Arguably, the most important reform is to build up structures of local governance to ensure the basic delivery of services, including representation of the people, and those structures will be informal as well as formal. Deciding Afghanistan's internal structures must be a matter for Afghans, but the international community must stand ready to help, and President Karzai's suggestion of a Loya Jirga, a gathering of regional leaders and tribal chiefs, might be an important step in the right direction.
With respect to economic development, it is clear that only by increasing the training and job opportunities for Afghan people can the Afghan Government tackle poverty and provide credible alternatives to the drugs trade and insurgency. The rise in legal agricultural production over the past two years, with the rising price of wheat and the wheat seed distribution programme, is an interesting indicator of how the Afghan people respond to opportunities for economic development.
The third element in weakening the insurgency is a new relationship between Afghanistan and its neighbours. Building trust is critical to unlocking a more positive dynamic. We hope that by bringing together the key players in London we will build on existing dialogues and possibly enable progress towards a more systematic approach. In that context, we very much welcome the Turkish announcement on Tuesday that its Foreign Minister will convene a meeting of Afghanistan's neighbours to develop ideas for regional co-operation.
Of course, Pakistan is the neighbour with the greatest influence, which is why I visited it last weekend. Its long-term stability demands that we lift our sights above the current military campaign and provide support across a range of aspects of economic and political life. That is why I commend recent EU-Pakistan initiatives such as the UK-Pakistan education taskforce. When 45 per cent. of primary-age students do not attend school, and even those who do struggle to acquire even the most basic skills, there is a desperate need for education reform.
Last year was one of terrible loss for the UK armed forces in Afghanistan.

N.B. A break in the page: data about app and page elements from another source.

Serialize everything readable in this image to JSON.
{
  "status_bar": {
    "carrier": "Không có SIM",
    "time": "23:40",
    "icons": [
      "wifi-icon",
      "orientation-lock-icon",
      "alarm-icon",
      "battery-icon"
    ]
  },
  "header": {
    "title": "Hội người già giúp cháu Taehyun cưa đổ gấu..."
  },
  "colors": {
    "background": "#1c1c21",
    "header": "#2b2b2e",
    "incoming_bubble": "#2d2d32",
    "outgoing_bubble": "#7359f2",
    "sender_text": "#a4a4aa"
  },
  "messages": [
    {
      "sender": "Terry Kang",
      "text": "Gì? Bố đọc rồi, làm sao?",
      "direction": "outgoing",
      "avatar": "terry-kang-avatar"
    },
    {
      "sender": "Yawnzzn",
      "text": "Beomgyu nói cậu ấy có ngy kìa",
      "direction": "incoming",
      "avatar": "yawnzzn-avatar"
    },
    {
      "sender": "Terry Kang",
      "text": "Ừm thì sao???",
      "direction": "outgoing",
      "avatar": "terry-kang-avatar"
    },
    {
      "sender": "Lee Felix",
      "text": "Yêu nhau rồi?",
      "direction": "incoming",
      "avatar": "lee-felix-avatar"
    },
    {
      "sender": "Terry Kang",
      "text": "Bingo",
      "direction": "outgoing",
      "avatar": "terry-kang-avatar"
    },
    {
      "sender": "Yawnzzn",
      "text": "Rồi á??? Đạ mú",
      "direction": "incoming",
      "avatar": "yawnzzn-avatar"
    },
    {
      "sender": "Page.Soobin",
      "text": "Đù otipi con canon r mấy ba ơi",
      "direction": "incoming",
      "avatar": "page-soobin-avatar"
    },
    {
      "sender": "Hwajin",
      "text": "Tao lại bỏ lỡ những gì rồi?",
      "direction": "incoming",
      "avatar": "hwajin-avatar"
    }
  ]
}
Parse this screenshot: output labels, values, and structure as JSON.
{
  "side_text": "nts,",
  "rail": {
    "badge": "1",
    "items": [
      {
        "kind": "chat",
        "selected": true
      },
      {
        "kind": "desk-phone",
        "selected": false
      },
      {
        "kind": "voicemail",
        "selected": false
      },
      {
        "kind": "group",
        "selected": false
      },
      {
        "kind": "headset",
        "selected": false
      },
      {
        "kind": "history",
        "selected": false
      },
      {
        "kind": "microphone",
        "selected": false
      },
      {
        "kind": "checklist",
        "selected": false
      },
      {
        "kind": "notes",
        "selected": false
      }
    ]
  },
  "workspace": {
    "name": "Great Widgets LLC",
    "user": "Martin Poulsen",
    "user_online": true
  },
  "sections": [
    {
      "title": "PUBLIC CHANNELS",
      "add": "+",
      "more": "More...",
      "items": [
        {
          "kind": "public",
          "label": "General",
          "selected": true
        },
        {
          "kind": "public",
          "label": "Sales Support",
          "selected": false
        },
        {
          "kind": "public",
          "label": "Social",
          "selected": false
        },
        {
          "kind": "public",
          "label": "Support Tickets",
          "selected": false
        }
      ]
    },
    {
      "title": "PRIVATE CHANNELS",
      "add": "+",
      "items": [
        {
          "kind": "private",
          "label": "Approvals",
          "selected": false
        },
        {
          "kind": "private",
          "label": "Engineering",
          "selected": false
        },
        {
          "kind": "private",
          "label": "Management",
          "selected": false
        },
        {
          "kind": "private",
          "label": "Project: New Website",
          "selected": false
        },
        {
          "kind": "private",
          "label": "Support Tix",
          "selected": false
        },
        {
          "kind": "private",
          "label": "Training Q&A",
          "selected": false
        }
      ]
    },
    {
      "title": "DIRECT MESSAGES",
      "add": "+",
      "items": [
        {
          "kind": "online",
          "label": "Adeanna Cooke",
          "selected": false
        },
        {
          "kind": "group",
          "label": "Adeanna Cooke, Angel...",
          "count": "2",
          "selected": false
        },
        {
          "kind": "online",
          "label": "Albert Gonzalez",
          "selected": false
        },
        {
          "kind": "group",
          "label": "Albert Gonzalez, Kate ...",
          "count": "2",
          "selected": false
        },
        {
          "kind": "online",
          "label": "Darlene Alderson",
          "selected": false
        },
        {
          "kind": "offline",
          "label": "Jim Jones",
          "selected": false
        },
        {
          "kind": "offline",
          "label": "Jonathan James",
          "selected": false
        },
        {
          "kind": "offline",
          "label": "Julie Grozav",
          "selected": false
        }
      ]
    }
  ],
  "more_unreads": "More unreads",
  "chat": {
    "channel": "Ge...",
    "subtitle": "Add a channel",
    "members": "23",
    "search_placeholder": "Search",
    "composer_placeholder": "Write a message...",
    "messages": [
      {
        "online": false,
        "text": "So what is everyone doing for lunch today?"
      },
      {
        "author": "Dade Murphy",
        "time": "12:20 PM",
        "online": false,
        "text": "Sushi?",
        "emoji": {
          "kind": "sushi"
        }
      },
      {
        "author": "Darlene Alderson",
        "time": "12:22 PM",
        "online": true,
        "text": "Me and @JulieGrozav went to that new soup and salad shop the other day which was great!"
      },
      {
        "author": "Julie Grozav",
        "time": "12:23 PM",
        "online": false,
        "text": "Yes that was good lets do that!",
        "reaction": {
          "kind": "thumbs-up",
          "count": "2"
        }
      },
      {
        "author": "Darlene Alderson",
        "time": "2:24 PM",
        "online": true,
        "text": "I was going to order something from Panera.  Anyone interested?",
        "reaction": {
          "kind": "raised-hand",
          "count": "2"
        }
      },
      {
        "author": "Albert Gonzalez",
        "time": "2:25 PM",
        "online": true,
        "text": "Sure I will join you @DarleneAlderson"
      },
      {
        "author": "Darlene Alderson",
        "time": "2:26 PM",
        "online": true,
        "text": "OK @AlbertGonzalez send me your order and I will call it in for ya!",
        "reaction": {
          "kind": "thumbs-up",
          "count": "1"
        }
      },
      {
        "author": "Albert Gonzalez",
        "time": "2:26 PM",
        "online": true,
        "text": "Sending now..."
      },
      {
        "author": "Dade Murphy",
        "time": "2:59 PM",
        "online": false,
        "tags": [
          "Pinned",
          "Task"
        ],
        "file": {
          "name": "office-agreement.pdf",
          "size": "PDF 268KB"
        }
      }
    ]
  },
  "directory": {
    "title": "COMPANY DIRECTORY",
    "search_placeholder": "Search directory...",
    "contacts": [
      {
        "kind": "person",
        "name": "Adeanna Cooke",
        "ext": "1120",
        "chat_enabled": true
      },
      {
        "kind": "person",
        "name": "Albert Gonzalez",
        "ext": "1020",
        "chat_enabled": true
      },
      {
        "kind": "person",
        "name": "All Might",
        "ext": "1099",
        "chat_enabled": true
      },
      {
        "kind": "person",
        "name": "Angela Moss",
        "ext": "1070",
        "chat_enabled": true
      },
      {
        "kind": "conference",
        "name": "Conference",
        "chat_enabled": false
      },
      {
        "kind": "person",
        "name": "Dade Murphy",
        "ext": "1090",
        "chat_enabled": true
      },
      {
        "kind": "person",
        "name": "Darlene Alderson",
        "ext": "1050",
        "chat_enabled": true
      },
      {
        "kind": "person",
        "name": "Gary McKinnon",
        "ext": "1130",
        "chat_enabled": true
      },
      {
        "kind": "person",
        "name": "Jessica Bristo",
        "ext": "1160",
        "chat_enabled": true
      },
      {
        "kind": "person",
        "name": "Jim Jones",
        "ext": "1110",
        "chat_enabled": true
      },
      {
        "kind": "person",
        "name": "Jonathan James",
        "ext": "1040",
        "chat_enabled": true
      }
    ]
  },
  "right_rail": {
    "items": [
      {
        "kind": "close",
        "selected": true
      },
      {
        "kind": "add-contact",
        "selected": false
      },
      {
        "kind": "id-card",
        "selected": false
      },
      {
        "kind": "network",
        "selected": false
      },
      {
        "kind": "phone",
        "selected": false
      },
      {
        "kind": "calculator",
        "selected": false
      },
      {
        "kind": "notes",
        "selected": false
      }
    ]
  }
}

I know that many right hon. and hon. Members have constituents with their own, very tragic stories, but the safety of UK citizens from international terrorist attacks depends on the valour of our soldiers. It also depends on the effectiveness of the Afghan Government and the effort of the international community. The London conference will help us to ensure that we have the partnership we need.
Dr. Liam Fox (Woodspring) (Con): We very much welcome this short debate on this extraordinarily important subject. Let me begin by fully associating myself and my colleagues with what the Foreign Secretary said about the sacrifices of our armed forces, 247 of whom have been killed in Afghanistan since 2001. All of us in public life in the United Kingdom should be humbled by the willingness of our armed forces to make sacrifices on behalf of the security of the people of our country.
I pay tribute, too, to the work of our international partners in Afghanistan, particularly the Estonians and the Danes in Task Force Helmand, for the tremendous contribution that they have made. Very often, some of the smaller nations that contribute to the coalition are overlooked, and it is right that the House pays tribute to them. It is also right that we pay tribute to the civilians who are giving support to our armed forces, including those from many of our defence companies who provide support for the equipment that is necessary to carry out our role in Afghanistan.
|Next Section||Index||Home Page|